The threat of tariffs on imported cars is a concern, he says: “We are closely monitoring the current trade environment and the effects that additional tariffs may have on our business. In order to ensure that we have a clear understanding of the impacts of new tariffs on our volumes, our business analysis team is conducting sensitivity forecasting to help gauge the impact.”

Partnering for Profit

On the West Coast, the big story at the port of San Francisco is the Pier 80 facility where there has been solid ro-ro growth during its first three years of operation, says Brendan O’Meara, the port’s Maritime Marketing Manager.

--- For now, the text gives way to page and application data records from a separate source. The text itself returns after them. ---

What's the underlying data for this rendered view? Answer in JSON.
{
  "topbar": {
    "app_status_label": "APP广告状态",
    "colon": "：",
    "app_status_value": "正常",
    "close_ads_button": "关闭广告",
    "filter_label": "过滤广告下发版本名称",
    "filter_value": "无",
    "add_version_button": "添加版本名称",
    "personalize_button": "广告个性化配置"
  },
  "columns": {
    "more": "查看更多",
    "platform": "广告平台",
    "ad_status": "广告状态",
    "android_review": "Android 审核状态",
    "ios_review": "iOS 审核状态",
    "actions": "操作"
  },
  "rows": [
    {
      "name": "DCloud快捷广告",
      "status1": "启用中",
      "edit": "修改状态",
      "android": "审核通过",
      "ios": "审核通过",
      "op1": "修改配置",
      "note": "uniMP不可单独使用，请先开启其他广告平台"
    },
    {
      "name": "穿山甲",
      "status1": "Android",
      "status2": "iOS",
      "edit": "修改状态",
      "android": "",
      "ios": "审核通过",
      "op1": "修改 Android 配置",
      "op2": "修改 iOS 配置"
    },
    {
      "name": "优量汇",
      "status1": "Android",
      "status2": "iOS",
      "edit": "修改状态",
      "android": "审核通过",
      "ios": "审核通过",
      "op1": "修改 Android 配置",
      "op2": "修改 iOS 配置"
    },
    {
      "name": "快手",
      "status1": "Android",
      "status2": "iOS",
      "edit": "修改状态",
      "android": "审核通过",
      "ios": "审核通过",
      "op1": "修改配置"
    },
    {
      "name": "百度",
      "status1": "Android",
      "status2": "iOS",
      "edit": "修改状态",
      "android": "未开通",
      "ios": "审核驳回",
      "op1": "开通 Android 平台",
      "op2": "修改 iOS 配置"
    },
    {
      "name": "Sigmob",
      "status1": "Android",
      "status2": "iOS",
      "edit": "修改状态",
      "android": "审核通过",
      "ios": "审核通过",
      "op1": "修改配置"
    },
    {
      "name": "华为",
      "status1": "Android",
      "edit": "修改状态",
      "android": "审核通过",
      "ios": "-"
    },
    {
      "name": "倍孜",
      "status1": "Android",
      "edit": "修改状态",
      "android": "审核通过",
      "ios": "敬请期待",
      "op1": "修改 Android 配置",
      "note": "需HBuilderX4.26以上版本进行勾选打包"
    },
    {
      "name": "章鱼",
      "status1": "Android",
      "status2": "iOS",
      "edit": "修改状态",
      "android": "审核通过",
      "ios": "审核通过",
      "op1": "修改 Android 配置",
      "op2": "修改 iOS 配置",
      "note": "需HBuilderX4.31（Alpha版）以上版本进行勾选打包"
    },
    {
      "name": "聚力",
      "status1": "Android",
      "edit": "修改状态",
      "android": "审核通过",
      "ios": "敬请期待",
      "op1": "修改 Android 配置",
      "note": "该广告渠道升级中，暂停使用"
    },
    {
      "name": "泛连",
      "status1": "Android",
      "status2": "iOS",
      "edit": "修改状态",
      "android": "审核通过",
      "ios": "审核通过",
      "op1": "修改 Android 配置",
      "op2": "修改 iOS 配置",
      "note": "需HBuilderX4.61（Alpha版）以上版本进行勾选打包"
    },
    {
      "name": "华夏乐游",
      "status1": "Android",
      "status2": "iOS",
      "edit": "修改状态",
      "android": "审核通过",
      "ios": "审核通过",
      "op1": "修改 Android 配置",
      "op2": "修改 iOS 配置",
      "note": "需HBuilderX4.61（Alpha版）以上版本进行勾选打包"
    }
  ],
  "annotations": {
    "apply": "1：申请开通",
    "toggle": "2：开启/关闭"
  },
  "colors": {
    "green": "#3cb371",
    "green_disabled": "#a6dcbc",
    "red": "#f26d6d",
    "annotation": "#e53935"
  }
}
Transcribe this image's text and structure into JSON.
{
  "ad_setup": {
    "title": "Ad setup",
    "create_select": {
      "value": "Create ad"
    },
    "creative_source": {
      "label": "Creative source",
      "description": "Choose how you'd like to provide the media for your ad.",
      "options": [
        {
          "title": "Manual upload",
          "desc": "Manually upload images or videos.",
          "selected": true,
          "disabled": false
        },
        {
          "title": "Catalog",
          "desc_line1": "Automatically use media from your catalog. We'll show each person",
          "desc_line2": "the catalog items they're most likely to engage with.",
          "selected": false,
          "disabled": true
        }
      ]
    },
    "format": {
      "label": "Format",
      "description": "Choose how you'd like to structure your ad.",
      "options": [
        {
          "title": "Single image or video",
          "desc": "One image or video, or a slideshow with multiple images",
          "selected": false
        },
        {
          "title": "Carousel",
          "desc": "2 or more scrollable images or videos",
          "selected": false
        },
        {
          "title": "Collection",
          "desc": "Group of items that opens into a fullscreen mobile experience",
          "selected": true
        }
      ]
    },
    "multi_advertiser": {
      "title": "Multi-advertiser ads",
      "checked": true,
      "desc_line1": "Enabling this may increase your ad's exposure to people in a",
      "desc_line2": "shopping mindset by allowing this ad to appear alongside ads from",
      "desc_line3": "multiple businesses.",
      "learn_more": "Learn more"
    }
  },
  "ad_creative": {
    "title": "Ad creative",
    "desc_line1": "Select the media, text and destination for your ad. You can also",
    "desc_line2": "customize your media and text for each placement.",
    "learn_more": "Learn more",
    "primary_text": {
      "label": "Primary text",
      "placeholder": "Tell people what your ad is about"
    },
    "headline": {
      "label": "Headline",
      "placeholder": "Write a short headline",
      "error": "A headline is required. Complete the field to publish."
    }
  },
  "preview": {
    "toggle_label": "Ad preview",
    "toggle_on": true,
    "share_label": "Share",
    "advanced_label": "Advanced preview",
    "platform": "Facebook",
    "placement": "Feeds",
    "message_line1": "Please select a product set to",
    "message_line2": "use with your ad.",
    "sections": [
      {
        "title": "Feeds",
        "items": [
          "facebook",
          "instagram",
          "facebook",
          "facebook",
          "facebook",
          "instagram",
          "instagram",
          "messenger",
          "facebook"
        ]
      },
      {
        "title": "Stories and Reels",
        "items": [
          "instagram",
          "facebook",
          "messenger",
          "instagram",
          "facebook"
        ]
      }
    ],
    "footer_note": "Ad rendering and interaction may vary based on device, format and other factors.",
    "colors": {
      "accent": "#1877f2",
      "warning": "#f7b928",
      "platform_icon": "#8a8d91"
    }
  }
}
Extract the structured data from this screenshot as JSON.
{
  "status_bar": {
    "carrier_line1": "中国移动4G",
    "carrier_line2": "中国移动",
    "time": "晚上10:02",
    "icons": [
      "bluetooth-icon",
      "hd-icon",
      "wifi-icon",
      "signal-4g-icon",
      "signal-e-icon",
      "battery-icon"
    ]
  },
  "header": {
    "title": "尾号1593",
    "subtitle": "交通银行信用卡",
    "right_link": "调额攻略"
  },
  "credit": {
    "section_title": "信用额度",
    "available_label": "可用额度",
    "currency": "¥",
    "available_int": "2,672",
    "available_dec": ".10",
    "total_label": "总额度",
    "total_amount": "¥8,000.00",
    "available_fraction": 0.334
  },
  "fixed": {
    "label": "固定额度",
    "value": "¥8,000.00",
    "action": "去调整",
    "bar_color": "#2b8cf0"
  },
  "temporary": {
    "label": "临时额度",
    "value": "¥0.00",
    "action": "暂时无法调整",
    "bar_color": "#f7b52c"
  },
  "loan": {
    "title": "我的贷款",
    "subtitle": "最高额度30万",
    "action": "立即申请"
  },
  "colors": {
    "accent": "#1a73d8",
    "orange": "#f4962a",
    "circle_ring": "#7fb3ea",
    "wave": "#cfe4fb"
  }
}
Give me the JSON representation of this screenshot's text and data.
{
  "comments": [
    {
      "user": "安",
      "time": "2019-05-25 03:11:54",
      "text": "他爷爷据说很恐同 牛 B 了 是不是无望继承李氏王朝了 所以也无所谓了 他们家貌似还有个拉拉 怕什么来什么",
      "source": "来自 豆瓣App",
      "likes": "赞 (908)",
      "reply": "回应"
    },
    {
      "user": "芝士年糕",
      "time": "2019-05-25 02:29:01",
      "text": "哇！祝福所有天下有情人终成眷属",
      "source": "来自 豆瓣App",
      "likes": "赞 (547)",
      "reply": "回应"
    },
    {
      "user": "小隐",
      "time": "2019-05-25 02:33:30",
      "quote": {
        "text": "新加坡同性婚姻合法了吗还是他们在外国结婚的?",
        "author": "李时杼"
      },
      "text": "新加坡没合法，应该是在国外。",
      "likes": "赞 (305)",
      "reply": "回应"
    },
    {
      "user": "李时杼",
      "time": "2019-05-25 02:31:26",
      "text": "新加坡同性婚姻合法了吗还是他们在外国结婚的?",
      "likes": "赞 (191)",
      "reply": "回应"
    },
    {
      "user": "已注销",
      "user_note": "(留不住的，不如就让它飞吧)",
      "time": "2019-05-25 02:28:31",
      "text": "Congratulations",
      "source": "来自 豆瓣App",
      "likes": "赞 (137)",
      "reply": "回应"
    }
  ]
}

The port partnered with Pasha Automotive Services at Pier 80, and auto volumes have doubled each year and are expected to reach 75,000 units at fiscal year-end. “By partnering with Pasha we have successfully turned an underutilized maritime asset into a highly active ro-ro facility,” O’Meara says. The port’s ro-ro business consists entirely of autos with 70 percent exports and 30 percent imports.

From a carrier’s perspective, there is a strengthening trend in inbound cargo as the U.S. economy continues to be very strong, notes Atlantic Container Line (ACL) spokesperson Renee Sisk. “We are also seeing an increase in the used ro-ro cargo sector for construction and agricultural equipment to and from Europe,” she adds.

In the past three years ACL introduced five new con-ro vessels (container and ro-ro) into its fleet. To improve efficiencies and service to customers, the carrier is now developing electronic data interchange capabilities for all ro-ro freight, which is expected to be available next year.

The opinions expressed herein are the author's and not necessarily those of The Maritime Executive.